■ **Exercise instructions**: Copy out all the lines in the records that include the word "content".

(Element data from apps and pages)
######
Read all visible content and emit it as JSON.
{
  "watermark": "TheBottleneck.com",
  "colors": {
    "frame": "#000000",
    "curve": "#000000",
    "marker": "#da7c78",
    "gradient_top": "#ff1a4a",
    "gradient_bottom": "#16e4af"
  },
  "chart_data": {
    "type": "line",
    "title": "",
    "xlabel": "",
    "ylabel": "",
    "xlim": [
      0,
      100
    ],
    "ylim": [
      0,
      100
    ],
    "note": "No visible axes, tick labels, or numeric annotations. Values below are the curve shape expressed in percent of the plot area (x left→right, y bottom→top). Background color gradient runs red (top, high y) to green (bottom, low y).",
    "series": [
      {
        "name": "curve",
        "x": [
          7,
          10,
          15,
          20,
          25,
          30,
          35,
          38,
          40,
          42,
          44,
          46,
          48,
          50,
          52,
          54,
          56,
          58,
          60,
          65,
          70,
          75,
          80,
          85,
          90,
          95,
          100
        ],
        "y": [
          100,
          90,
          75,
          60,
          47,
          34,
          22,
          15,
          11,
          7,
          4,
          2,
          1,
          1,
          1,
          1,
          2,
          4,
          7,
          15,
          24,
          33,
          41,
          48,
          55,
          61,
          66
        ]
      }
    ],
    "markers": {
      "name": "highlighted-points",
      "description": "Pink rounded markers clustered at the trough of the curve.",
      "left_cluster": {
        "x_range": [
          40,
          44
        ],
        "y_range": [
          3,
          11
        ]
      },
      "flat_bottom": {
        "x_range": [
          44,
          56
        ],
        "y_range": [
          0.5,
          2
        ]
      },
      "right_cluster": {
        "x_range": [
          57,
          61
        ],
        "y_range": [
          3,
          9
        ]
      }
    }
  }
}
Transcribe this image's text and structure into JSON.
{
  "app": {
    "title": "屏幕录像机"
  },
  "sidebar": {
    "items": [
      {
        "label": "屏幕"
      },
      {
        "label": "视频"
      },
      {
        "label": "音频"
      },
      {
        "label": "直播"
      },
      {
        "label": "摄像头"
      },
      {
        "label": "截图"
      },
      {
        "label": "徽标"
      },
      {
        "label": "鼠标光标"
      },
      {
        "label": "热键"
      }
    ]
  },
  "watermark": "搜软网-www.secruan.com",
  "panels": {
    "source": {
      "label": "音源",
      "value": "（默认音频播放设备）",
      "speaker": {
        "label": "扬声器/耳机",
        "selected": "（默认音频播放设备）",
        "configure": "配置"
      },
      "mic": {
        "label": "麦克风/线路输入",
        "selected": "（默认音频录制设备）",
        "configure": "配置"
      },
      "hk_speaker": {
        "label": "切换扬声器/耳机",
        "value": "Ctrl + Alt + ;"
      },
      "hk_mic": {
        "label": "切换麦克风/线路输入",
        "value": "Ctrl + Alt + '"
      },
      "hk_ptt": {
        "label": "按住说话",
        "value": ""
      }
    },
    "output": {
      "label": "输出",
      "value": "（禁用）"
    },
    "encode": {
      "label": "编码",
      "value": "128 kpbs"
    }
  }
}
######
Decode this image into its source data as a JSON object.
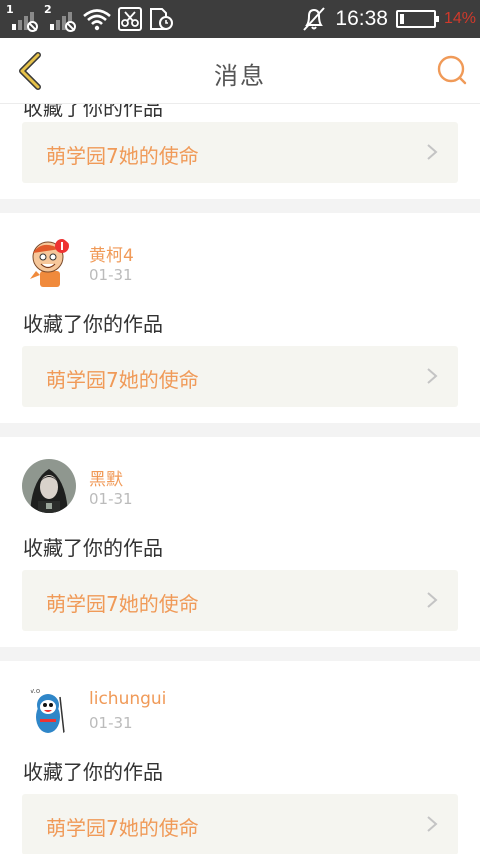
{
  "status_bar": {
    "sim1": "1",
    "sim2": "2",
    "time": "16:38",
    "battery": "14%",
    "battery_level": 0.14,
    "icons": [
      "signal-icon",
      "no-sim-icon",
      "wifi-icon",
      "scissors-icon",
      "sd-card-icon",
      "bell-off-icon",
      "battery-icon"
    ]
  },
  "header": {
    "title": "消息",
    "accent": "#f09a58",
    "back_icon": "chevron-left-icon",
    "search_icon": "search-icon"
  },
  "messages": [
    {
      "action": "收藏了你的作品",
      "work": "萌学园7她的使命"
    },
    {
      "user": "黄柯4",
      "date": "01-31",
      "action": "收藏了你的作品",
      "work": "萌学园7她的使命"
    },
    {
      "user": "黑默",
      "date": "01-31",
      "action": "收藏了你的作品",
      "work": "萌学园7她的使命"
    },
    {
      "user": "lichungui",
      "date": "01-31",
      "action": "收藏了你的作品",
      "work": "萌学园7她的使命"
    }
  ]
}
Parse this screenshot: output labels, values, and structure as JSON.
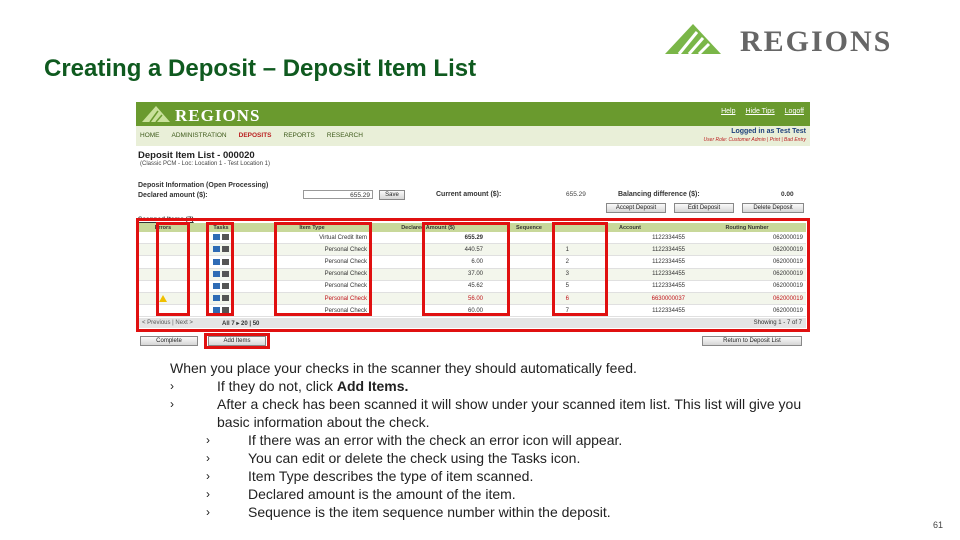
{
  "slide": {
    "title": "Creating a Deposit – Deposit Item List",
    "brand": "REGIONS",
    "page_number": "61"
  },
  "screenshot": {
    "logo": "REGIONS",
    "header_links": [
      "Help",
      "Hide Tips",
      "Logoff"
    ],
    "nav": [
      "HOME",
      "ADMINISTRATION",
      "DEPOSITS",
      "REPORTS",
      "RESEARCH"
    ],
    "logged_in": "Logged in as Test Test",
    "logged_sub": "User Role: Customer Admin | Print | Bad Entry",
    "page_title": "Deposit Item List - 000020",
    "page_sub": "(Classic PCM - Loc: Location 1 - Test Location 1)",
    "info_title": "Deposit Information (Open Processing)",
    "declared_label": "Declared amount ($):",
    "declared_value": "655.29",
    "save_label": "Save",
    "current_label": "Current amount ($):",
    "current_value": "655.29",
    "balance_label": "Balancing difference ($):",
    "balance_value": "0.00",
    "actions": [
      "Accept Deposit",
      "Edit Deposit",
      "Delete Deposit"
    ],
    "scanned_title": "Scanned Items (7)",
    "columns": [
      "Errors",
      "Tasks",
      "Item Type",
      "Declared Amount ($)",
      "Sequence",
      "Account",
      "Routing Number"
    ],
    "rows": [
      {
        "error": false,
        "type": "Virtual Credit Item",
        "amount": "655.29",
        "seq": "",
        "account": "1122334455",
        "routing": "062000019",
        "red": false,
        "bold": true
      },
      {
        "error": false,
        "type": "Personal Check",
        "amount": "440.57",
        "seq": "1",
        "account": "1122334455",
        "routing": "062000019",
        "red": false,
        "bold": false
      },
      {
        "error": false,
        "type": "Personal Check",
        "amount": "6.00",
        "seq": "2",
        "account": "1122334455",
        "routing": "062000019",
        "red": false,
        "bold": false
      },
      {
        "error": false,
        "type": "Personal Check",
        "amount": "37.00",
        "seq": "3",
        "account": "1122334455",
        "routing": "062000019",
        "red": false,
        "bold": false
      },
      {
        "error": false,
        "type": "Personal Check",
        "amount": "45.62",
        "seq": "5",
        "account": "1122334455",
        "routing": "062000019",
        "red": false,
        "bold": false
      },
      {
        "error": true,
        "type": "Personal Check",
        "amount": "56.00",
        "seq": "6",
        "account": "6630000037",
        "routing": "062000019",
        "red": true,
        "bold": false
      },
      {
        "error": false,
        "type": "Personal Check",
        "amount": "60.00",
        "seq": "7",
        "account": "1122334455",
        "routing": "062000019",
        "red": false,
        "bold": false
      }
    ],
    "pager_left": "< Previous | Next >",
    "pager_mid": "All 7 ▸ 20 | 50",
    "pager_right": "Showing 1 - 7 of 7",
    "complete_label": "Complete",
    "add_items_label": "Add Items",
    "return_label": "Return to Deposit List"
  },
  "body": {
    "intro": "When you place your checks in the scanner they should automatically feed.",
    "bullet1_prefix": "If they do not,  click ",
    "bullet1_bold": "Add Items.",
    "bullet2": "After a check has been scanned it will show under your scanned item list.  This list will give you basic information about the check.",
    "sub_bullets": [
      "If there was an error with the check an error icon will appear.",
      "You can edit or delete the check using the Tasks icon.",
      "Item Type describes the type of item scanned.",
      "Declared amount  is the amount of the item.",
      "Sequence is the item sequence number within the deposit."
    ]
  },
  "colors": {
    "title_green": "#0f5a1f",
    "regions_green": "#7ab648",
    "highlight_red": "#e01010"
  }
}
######
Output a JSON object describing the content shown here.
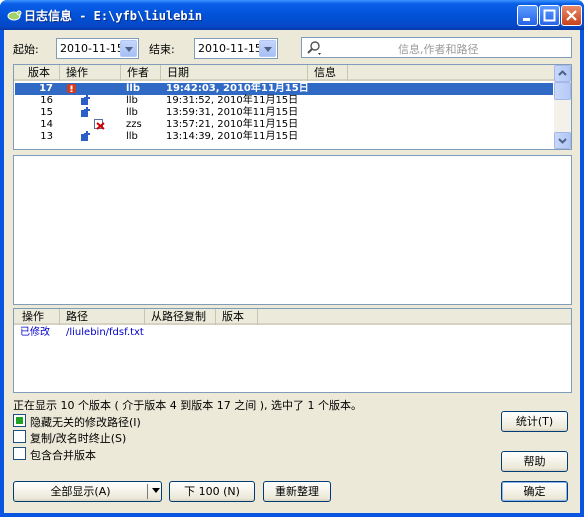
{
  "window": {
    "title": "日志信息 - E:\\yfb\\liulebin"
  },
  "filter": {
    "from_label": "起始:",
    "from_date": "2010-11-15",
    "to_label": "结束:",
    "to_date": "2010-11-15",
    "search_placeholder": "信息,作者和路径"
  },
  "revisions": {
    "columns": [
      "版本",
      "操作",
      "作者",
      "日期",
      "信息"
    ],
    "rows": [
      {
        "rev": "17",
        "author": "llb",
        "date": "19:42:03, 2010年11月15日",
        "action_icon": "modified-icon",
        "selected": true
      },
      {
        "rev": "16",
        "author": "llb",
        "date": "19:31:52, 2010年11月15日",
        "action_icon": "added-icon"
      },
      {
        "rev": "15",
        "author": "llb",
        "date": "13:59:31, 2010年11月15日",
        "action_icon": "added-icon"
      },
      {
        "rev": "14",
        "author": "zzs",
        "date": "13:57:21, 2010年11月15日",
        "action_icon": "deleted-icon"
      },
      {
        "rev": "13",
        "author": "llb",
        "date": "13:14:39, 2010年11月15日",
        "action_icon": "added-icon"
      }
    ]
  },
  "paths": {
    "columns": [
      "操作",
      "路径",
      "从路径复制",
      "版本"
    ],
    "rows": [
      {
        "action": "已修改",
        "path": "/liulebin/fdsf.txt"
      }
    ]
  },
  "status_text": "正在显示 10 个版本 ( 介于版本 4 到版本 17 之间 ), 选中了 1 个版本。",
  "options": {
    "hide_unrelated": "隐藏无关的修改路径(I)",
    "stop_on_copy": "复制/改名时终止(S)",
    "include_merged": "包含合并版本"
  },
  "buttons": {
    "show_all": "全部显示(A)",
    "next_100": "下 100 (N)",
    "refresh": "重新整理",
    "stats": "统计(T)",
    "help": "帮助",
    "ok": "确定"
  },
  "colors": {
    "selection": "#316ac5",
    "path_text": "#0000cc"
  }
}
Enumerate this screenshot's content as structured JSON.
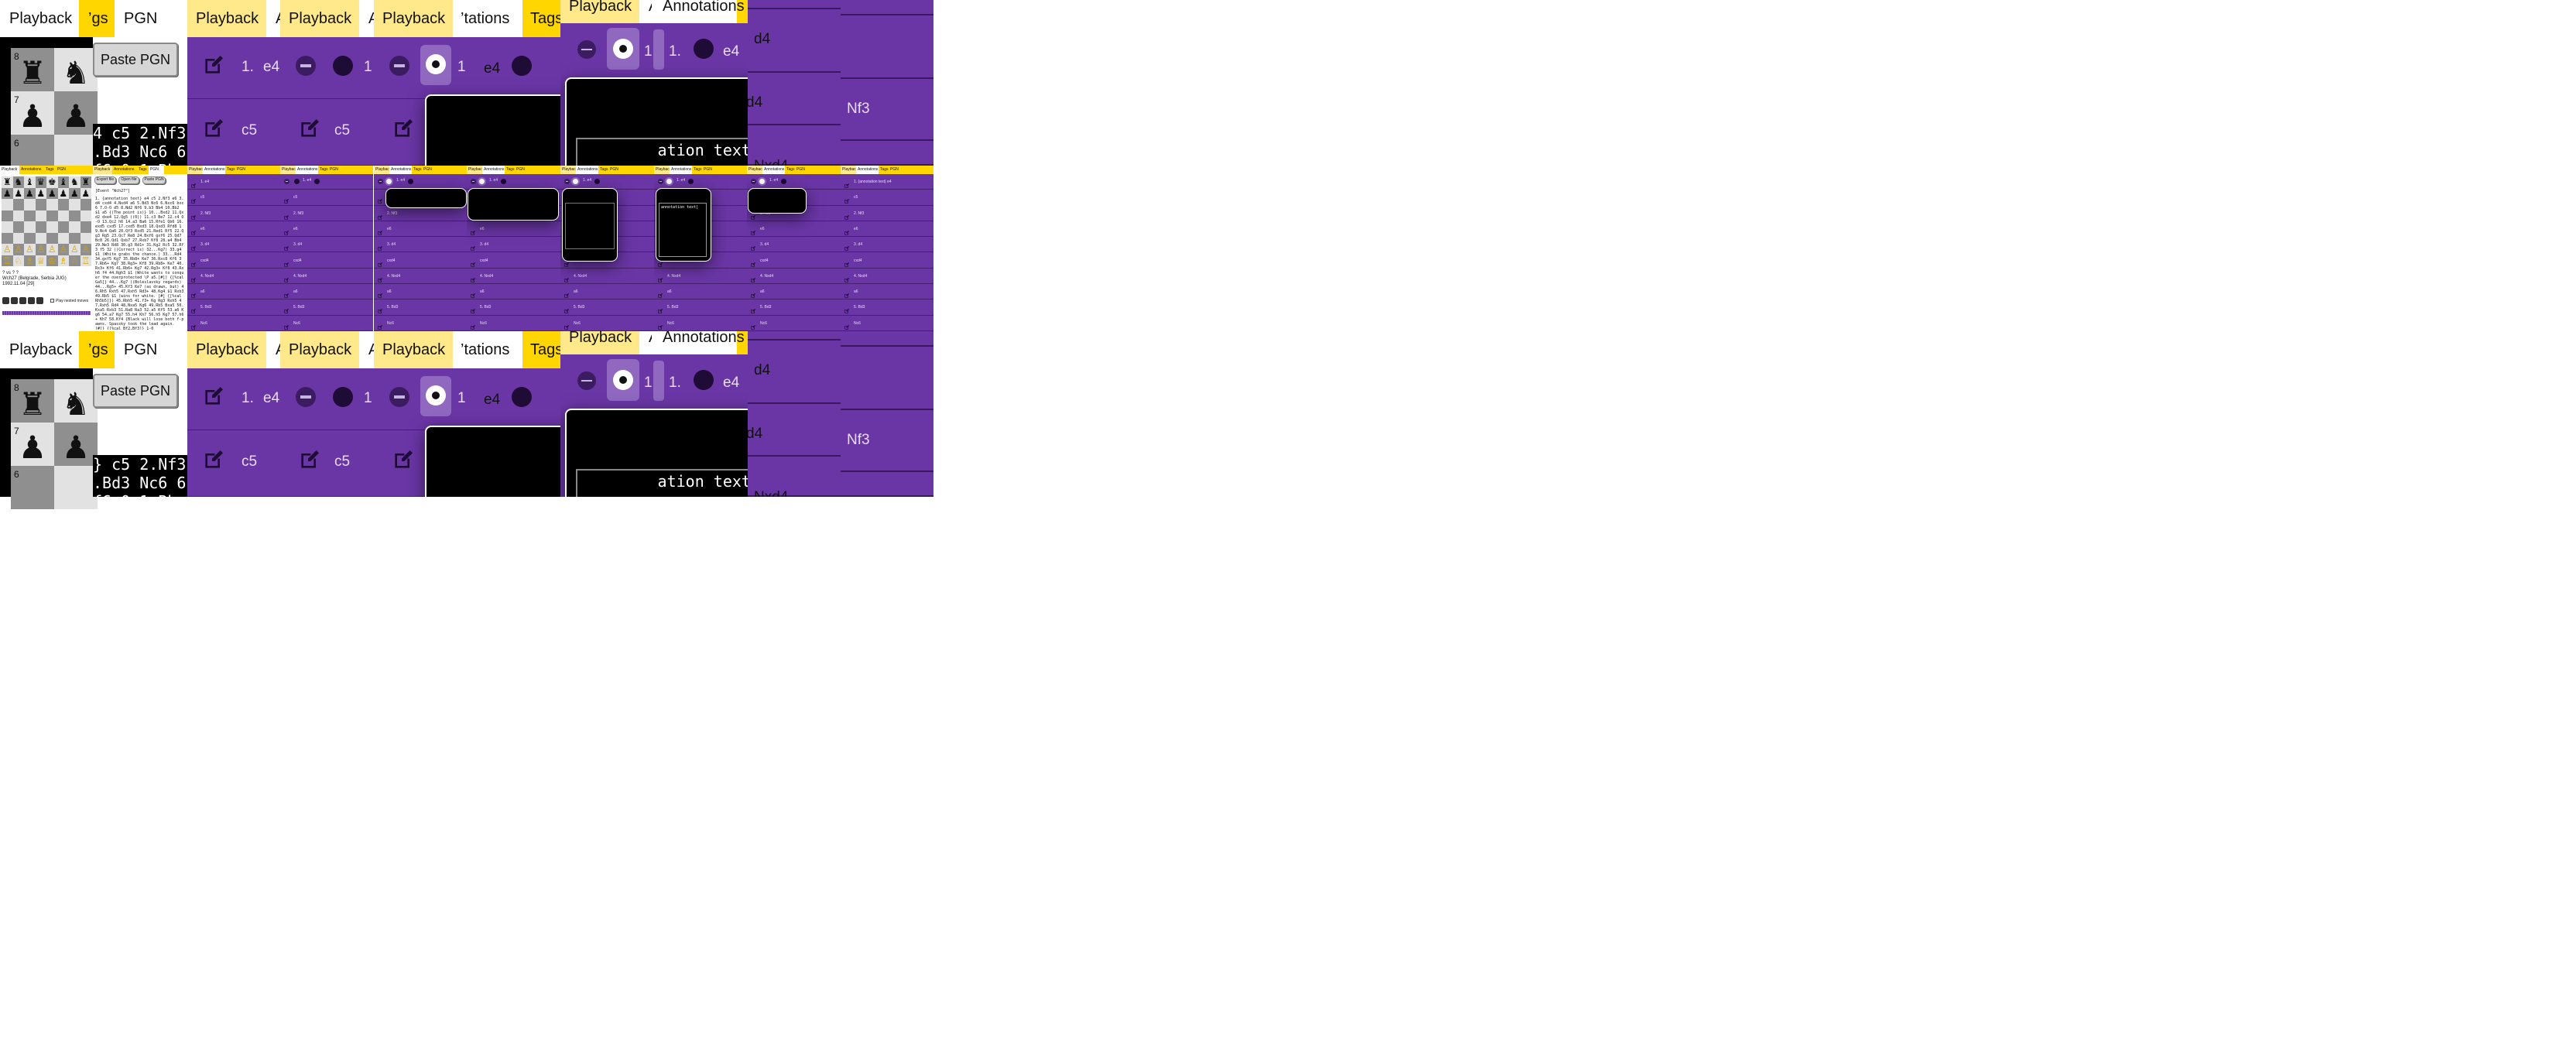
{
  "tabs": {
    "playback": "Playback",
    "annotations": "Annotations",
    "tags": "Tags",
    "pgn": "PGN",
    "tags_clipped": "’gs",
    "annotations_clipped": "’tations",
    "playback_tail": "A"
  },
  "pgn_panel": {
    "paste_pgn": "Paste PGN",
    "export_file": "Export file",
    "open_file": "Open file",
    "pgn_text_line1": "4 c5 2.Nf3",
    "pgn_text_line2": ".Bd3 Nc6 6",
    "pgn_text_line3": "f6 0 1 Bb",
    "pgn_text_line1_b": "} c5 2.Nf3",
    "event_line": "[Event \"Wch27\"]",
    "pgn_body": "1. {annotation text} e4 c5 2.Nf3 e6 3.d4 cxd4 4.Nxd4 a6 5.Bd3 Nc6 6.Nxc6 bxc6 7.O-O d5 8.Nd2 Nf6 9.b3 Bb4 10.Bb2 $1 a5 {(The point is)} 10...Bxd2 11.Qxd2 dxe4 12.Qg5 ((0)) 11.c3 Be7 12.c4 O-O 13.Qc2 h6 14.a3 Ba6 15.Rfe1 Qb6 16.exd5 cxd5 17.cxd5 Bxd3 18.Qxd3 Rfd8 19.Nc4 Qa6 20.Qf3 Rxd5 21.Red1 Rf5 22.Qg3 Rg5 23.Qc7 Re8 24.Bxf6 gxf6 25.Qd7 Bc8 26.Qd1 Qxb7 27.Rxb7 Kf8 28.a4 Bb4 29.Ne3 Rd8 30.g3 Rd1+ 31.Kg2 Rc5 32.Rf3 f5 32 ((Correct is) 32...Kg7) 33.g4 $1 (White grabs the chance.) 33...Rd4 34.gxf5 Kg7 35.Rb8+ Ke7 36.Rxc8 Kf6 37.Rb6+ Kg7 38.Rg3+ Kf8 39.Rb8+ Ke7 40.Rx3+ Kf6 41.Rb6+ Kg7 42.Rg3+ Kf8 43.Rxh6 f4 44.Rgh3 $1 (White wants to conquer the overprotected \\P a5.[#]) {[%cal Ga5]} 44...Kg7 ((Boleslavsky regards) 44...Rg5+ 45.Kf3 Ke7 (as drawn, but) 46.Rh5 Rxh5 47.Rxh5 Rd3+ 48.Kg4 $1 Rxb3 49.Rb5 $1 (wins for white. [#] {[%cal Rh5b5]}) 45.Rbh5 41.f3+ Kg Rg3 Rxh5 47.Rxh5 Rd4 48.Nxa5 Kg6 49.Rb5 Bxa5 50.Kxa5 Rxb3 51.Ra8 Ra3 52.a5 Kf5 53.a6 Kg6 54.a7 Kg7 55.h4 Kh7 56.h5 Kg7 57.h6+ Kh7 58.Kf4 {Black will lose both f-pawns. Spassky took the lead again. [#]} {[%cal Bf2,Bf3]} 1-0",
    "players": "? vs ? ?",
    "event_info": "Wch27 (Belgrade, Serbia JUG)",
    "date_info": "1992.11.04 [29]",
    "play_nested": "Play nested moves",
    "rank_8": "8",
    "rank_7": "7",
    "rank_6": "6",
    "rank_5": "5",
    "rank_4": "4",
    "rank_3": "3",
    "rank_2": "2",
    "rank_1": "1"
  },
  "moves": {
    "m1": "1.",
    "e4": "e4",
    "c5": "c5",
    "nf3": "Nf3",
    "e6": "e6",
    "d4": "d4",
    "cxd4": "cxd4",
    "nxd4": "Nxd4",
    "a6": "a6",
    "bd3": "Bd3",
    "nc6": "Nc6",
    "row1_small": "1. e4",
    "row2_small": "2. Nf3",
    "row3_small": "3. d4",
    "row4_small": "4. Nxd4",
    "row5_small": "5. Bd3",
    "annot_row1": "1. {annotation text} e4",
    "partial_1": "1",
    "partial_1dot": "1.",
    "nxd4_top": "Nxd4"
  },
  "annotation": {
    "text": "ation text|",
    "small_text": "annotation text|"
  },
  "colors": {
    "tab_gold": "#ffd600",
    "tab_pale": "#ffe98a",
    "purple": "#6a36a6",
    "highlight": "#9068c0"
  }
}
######
■ **Written answer**:
Read all visible content and emit it as JSON.
Output a JSON object describing the content shown here.
Enumerate this screenshot's content as structured JSON.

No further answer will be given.